*** Opening of Data provided ***
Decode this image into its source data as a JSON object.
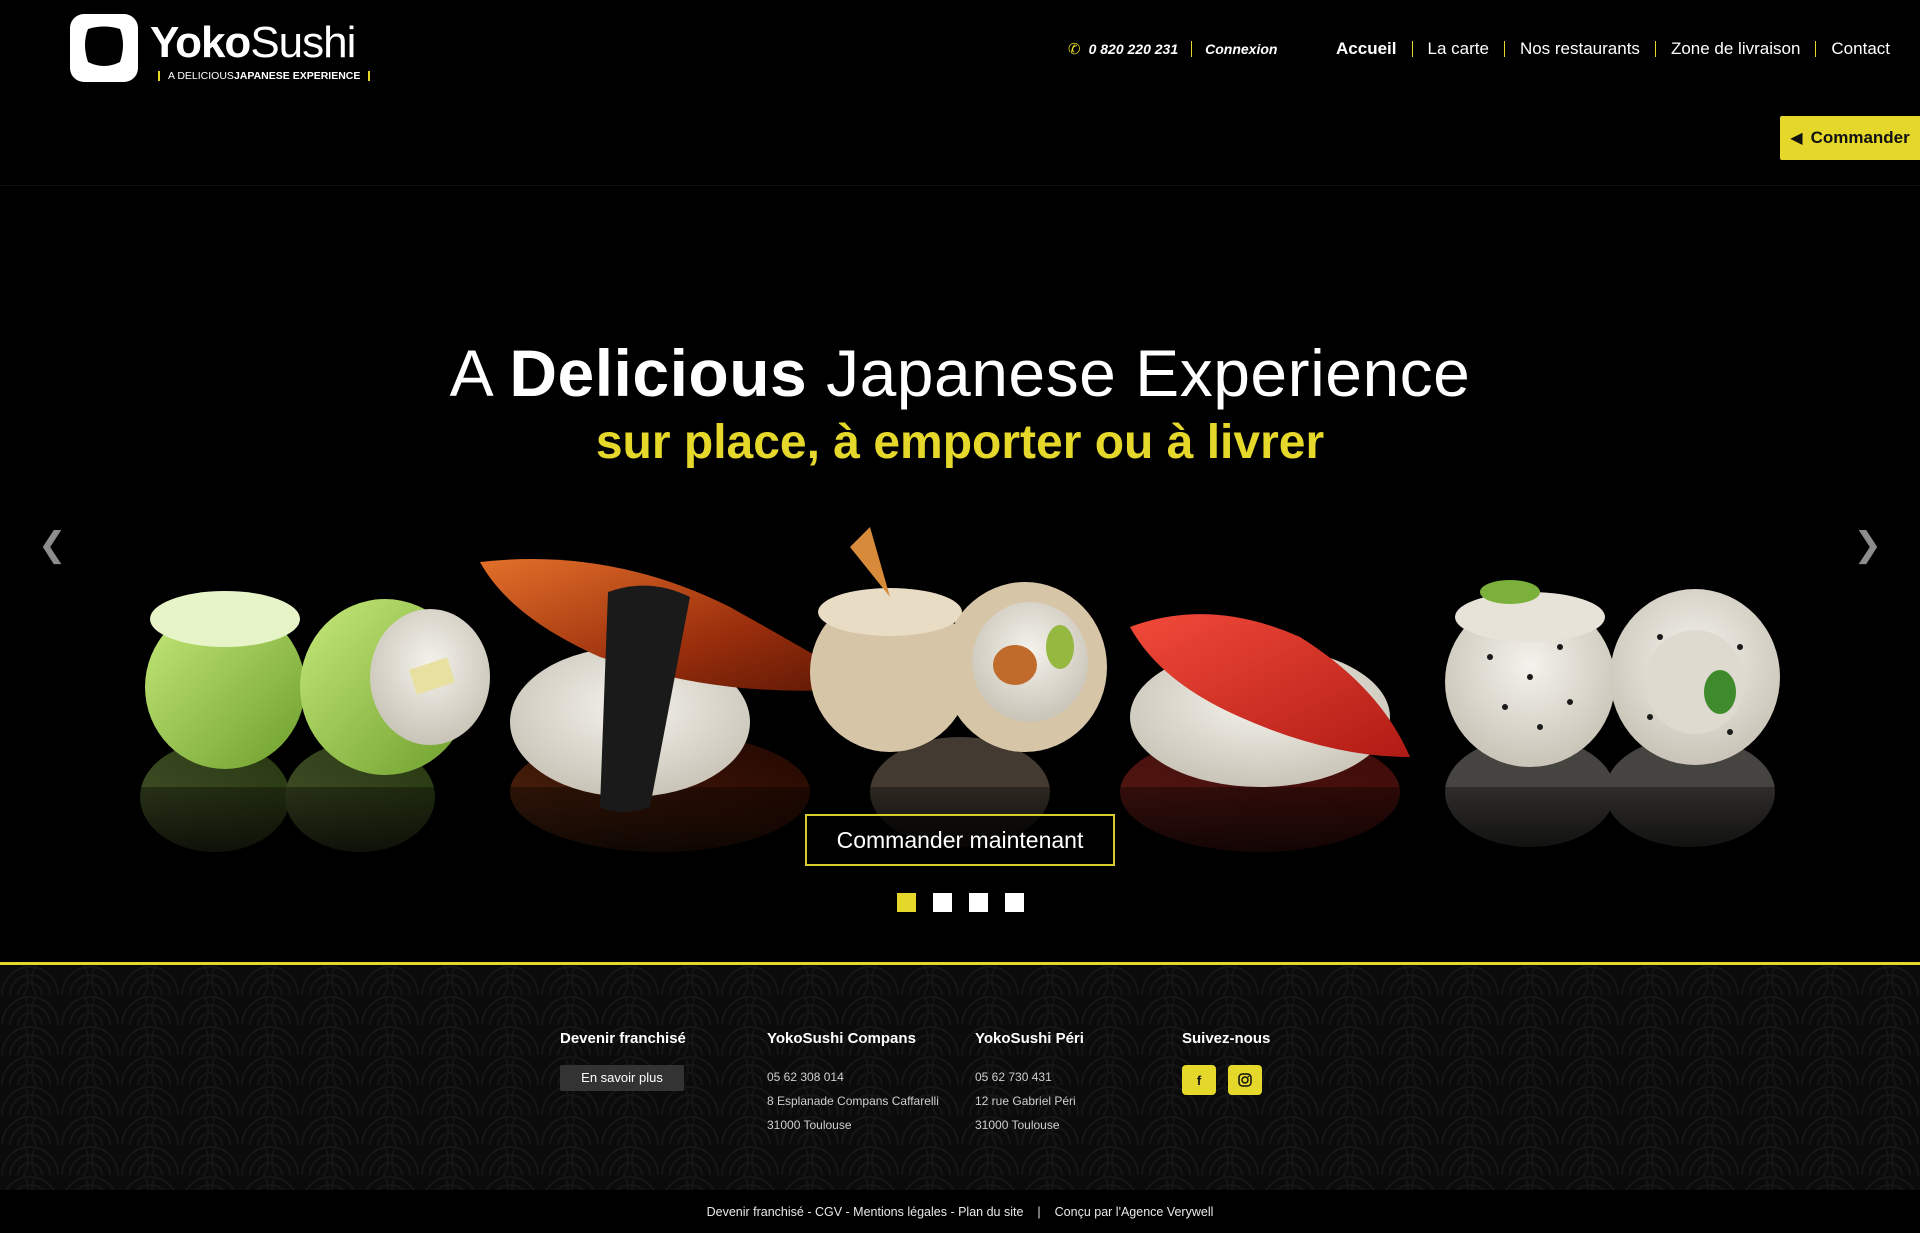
{
  "brand": {
    "name_bold": "Yoko",
    "name_light": "Sushi",
    "tagline_pre": "A DELICIOUS ",
    "tagline_bold": "JAPANESE EXPERIENCE",
    "accent_color": "#e5d82b"
  },
  "topbar": {
    "phone": "0 820 220 231",
    "phone_icon": "phone-icon",
    "login": "Connexion"
  },
  "nav": {
    "items": [
      {
        "label": "Accueil",
        "active": true
      },
      {
        "label": "La carte",
        "active": false
      },
      {
        "label": "Nos restaurants",
        "active": false
      },
      {
        "label": "Zone de livraison",
        "active": false
      },
      {
        "label": "Contact",
        "active": false
      }
    ]
  },
  "order_button": {
    "label": "Commander",
    "icon": "arrow-left-icon"
  },
  "hero": {
    "title_pre": "A ",
    "title_bold": "Delicious",
    "title_post": " Japanese Experience",
    "subtitle": "sur place, à emporter ou à livrer",
    "cta": "Commander maintenant",
    "prev_icon": "chevron-left-icon",
    "next_icon": "chevron-right-icon",
    "slides_total": 4,
    "active_slide": 1
  },
  "footer": {
    "franchise": {
      "title": "Devenir franchisé",
      "button": "En savoir plus"
    },
    "compans": {
      "title": "YokoSushi Compans",
      "phone": "05 62 308 014",
      "address": "8 Esplanade Compans Caffarelli",
      "city": "31000 Toulouse"
    },
    "peri": {
      "title": "YokoSushi Péri",
      "phone": "05 62 730 431",
      "address": "12 rue Gabriel Péri",
      "city": "31000 Toulouse"
    },
    "social": {
      "title": "Suivez-nous",
      "icons": [
        "facebook-icon",
        "instagram-icon"
      ]
    }
  },
  "bottom": {
    "links": "Devenir franchisé - CGV - Mentions légales - Plan du site",
    "credit": "Conçu par l'Agence Verywell"
  }
}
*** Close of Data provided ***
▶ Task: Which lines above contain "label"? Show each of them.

▶ Solution:
        "label": "Accueil",
        "label": "La carte",
        "label": "Nos restaurants",
        "label": "Zone de livraison",
        "label": "Contact",
    "label": "Commander",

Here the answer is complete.